Work to be completed
Gather, from the data below, each line in which the word "author" occurs.

Element data from apps and pages
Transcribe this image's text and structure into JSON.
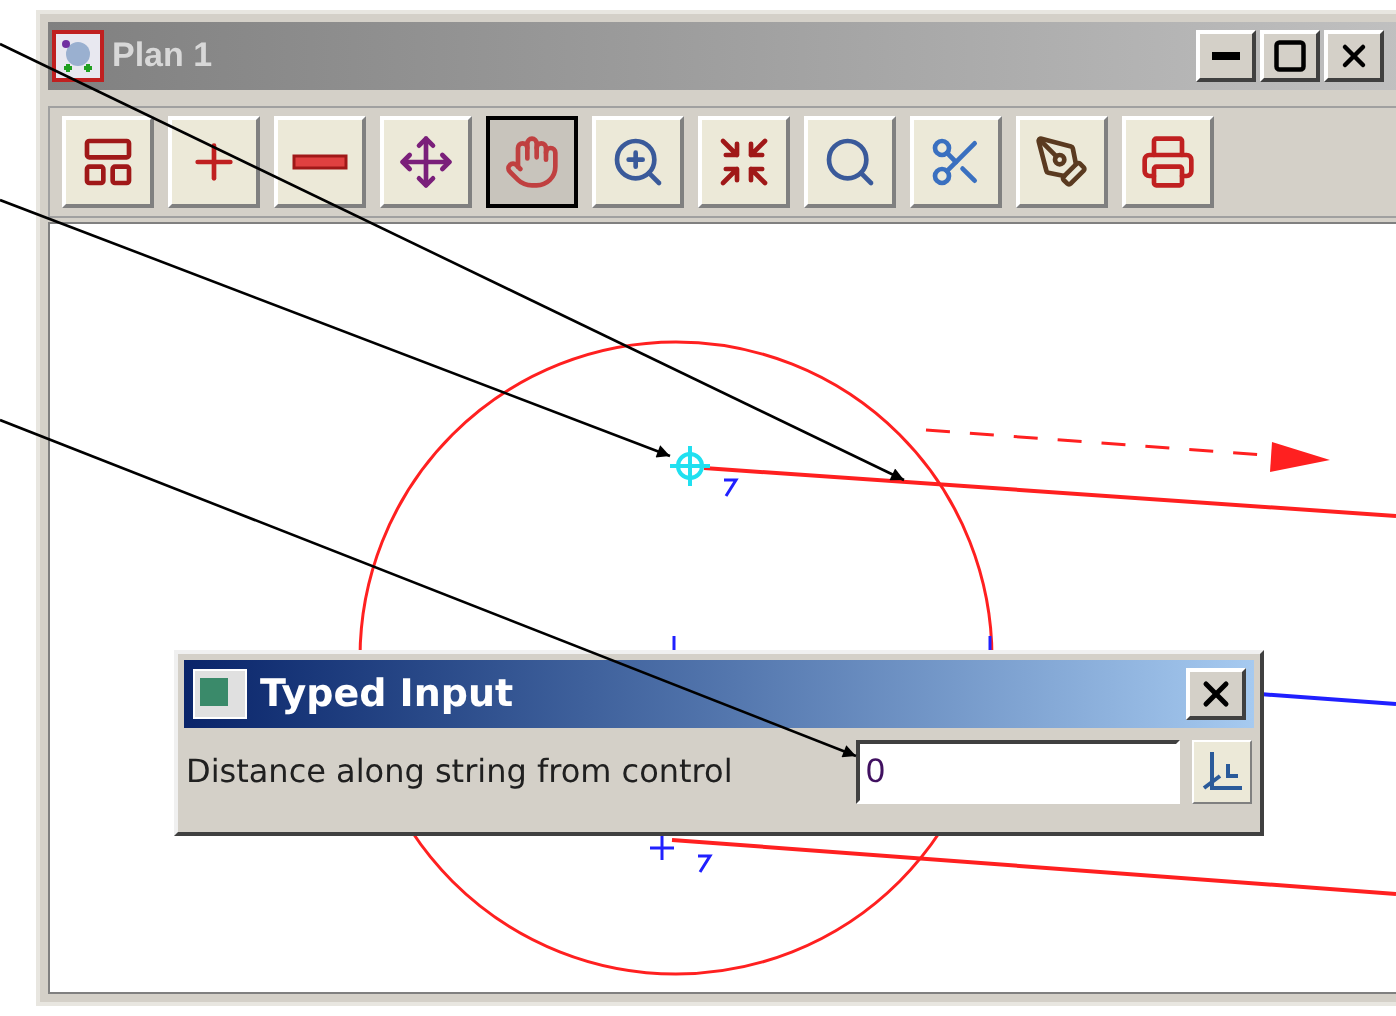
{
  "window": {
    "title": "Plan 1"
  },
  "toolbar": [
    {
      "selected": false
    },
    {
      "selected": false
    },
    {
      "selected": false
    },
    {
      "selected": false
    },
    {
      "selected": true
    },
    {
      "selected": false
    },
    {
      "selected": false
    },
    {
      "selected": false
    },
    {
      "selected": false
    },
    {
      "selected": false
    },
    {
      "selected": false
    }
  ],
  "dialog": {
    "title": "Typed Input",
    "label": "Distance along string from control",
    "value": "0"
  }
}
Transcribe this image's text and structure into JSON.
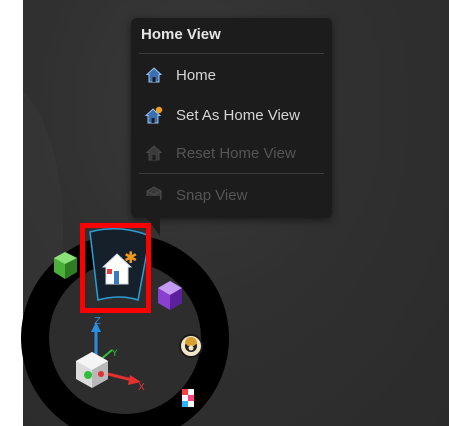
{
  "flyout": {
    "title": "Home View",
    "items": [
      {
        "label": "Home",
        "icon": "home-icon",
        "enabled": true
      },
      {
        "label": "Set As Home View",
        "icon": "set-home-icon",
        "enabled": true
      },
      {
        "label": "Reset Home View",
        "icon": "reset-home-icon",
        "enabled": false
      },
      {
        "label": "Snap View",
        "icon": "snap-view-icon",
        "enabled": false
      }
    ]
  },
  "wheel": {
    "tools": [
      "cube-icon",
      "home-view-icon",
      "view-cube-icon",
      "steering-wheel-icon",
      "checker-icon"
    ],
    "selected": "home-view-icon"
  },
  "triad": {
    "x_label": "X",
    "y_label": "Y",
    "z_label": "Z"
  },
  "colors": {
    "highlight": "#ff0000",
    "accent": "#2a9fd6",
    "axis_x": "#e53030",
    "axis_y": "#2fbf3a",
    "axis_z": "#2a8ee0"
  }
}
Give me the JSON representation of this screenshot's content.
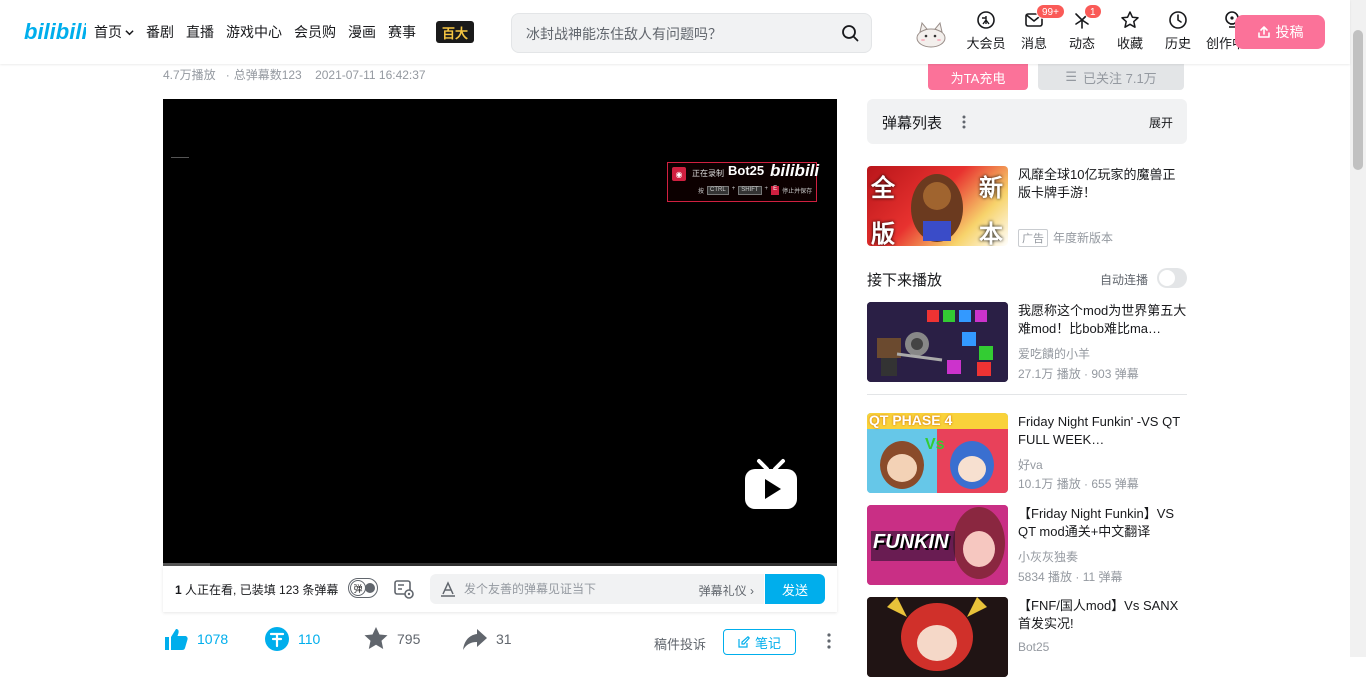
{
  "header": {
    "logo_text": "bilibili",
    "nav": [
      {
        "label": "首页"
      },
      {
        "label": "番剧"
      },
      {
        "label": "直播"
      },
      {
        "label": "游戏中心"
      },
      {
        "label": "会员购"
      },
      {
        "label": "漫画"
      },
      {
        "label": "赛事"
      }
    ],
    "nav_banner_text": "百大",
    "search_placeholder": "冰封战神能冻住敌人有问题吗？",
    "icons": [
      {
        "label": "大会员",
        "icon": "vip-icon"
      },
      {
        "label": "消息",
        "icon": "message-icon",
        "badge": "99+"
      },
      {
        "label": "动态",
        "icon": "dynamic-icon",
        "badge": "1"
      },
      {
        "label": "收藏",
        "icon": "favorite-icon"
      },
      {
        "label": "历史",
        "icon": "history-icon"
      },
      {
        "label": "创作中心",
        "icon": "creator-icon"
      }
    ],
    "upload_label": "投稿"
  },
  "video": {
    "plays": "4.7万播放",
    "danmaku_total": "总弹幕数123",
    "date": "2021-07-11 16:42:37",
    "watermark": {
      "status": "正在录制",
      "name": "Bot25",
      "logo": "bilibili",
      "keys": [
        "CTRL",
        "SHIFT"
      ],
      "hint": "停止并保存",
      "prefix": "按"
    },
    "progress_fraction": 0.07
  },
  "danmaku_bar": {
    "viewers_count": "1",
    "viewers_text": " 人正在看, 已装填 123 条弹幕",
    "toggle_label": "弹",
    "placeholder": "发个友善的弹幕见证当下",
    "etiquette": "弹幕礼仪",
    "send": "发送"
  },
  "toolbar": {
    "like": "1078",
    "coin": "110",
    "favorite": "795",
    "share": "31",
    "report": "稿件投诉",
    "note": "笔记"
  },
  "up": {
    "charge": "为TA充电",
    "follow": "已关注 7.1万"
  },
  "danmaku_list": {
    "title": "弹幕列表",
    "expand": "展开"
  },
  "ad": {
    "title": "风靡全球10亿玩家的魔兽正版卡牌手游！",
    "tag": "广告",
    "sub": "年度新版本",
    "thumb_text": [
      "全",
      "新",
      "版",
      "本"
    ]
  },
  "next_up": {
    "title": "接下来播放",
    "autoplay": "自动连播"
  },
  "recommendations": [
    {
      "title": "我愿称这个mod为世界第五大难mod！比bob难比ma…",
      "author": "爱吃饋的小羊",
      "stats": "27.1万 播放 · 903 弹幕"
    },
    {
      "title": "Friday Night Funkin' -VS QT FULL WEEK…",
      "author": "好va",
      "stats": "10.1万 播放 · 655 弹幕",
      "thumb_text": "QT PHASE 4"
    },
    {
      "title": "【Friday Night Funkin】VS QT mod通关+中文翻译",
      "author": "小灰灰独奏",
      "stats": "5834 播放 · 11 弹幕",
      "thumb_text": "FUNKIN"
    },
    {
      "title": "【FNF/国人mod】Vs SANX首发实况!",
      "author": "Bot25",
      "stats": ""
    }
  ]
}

Task result
      "author": "爱吃饋的小羊",
      "author": "好va",
      "author": "小灰灰独奏",
      "author": "Bot25",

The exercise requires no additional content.